- _Exercise goal_
A faithful, complete copy of the records is required.

━━━━━━━━━━━━━━━━━━━━

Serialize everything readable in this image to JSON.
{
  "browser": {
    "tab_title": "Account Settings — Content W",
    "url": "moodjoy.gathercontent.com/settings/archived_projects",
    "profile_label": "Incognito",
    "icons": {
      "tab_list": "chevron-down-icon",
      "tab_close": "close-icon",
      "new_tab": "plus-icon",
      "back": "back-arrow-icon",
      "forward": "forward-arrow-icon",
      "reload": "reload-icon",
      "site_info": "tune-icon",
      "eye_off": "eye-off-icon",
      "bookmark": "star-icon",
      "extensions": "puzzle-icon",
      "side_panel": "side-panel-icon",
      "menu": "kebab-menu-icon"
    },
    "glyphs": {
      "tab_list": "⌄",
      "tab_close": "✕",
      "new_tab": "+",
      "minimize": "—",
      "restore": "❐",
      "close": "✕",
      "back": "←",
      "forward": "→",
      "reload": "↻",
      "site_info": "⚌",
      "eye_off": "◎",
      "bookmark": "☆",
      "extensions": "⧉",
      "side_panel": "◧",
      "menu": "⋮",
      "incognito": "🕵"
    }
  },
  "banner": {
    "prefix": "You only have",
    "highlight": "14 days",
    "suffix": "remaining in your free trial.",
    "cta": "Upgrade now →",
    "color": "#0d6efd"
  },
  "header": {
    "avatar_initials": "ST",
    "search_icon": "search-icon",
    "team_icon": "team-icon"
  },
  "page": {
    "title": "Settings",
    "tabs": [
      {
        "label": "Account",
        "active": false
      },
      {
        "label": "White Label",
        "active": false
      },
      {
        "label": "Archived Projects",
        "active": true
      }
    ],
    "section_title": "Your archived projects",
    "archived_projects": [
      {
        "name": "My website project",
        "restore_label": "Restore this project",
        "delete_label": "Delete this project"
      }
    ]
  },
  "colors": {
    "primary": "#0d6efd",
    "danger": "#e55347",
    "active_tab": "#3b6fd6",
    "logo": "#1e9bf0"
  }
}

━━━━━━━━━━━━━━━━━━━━

- _Result_
Serialize everything readable in this image to JSON.
{
  "browser": {
    "tab_title": "Account Settings — Content W",
    "url": "moodjoy.gathercontent.com/settings/archived_projects",
    "profile_label": "Incognito",
    "icons": {
      "tab_list": "chevron-down-icon",
      "tab_close": "close-icon",
      "new_tab": "plus-icon",
      "back": "back-arrow-icon",
      "forward": "forward-arrow-icon",
      "reload": "reload-icon",
      "site_info": "tune-icon",
      "eye_off": "eye-off-icon",
      "bookmark": "star-icon",
      "extensions": "puzzle-icon",
      "side_panel": "side-panel-icon",
      "menu": "kebab-menu-icon"
    },
    "glyphs": {
      "tab_list": "⌄",
      "tab_close": "✕",
      "new_tab": "+",
      "minimize": "—",
      "restore": "❐",
      "close": "✕",
      "back": "←",
      "forward": "→",
      "reload": "↻",
      "site_info": "⚌",
      "eye_off": "◎",
      "bookmark": "☆",
      "extensions": "⧉",
      "side_panel": "◧",
      "menu": "⋮",
      "incognito": "🕵"
    }
  },
  "banner": {
    "prefix": "You only have",
    "highlight": "14 days",
    "suffix": "remaining in your free trial.",
    "cta": "Upgrade now →",
    "color": "#0d6efd"
  },
  "header": {
    "avatar_initials": "ST",
    "search_icon": "search-icon",
    "team_icon": "team-icon"
  },
  "page": {
    "title": "Settings",
    "tabs": [
      {
        "label": "Account",
        "active": false
      },
      {
        "label": "White Label",
        "active": false
      },
      {
        "label": "Archived Projects",
        "active": true
      }
    ],
    "section_title": "Your archived projects",
    "archived_projects": [
      {
        "name": "My website project",
        "restore_label": "Restore this project",
        "delete_label": "Delete this project"
      }
    ]
  },
  "colors": {
    "primary": "#0d6efd",
    "danger": "#e55347",
    "active_tab": "#3b6fd6",
    "logo": "#1e9bf0"
  }
}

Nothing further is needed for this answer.